An AR app at Hybrid Architecture.

On Thursday night in an office on 12th and Pike on Capitol Hill, a firm called Hybrid Architecture showed off a nifty augmented reality application created by their intern, Joy Wilson. The event was part of Art Walk and featured stations where one could view 3D models of buildings on smart phones and iPads by pointing them at 2D maps.

The star of the night was Rufus, a scruffy dog belonging to one of the firm’s partners, who wandered through the office with a 360 camera strapped to his back. Attendees were invited to view a 360 movie that Rufus had shot via a Google Cardboard on a string hanging from the ceiling. 

Rufus the Architecture Dog, filming with a 360 camera strapped to his back.

Other Cardboards hanging from the ceiling allowed viewers to virtually walk through various Hybrid projects. Wilson explained, “Each project contained several portals in which the user could move themselves through each building site and explore at his or her own pace. The open source nature of this tech allows it to have an astounding reach in terms of audience and show our buildings in varying degrees of construction completeness in its context which is invaluable as a tool to communicate with clients.”

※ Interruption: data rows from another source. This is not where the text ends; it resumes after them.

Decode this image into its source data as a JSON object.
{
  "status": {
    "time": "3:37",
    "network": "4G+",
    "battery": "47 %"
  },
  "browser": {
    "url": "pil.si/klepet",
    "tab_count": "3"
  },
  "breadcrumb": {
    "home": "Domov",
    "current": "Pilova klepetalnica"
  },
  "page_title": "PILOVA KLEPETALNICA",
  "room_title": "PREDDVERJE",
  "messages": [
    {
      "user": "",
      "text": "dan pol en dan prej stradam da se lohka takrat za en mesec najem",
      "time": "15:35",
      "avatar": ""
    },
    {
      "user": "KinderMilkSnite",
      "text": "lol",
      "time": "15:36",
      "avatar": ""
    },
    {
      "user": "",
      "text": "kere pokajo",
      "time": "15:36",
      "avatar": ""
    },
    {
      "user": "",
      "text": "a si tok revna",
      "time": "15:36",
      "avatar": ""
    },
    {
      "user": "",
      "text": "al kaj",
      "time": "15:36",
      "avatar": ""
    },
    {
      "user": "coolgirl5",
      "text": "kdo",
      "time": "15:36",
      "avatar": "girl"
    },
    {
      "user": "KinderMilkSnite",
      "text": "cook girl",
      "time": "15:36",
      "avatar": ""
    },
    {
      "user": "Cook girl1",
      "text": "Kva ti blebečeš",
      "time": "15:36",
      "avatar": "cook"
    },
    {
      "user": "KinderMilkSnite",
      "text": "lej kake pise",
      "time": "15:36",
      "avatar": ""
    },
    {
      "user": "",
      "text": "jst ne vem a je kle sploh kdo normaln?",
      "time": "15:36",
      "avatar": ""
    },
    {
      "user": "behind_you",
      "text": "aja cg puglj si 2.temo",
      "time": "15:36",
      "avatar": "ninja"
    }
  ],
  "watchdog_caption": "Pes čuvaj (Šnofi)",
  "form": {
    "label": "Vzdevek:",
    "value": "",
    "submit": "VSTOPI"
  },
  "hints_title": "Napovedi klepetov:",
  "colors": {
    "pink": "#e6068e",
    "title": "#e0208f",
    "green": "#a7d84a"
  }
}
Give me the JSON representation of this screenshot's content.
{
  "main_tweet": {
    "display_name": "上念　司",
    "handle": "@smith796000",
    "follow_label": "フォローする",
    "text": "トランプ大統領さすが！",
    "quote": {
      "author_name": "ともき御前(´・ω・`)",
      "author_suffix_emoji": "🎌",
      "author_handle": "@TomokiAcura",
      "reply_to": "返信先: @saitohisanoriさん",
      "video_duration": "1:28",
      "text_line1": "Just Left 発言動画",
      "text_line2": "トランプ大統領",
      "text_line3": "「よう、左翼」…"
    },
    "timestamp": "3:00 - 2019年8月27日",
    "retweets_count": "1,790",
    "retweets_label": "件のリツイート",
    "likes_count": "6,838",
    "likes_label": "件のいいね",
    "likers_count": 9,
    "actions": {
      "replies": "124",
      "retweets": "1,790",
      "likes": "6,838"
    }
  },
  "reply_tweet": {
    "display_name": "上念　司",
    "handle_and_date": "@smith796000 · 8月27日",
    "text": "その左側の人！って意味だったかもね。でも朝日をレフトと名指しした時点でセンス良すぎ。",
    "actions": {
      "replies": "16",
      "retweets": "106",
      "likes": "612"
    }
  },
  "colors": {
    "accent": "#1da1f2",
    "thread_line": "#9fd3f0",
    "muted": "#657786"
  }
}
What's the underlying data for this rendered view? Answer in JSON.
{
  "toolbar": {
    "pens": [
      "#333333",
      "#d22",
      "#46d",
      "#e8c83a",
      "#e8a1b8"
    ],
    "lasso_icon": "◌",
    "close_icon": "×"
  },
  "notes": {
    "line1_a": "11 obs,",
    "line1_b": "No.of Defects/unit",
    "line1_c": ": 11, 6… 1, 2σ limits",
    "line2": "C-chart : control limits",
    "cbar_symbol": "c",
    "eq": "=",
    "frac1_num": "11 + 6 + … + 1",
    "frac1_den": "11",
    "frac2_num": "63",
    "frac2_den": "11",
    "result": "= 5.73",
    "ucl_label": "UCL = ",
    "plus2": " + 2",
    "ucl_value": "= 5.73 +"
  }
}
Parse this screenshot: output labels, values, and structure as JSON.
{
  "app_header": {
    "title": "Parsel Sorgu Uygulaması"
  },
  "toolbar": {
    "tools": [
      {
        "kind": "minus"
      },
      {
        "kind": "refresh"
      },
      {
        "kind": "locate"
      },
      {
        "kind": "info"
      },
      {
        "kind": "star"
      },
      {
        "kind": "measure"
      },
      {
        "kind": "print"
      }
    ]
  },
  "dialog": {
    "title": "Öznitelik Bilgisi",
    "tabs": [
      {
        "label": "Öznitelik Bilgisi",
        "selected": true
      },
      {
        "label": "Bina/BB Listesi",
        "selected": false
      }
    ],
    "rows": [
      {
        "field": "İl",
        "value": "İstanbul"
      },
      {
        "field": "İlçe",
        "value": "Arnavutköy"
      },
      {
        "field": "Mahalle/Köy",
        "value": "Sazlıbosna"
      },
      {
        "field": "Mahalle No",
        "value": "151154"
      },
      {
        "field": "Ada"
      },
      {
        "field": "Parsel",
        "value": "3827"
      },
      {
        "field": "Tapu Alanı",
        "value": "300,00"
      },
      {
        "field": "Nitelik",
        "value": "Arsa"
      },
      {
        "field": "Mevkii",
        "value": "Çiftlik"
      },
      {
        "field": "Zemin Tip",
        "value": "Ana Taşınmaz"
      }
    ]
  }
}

Wilson believes that architects will continue to be drawn to AR tech because it makes it easier to communicate with clients. “There is something still so undeniably flat about even the most compelling architectural rendering to people outside of the design domain. AR/VR has the ability to describe so many different layers of information beyond a still image–what does it sound like? What does it look like just to the left? What does it look like if I manipulate the scale in real time?  By addressing these questions, AR/VR will be able to answer the question ‘what does it feel like to experience that space?’ and allow people to fully immerse themselves in architectural spaces before they come to fruition,” Wilson said.

It all makes perfect sense to me, and it will be interesting to watch how far firms like Hybrid take this tech. One can only hope that AR will result in buildings that aren’t as boring and dull as the condos currently sprouting on Capitol Hill.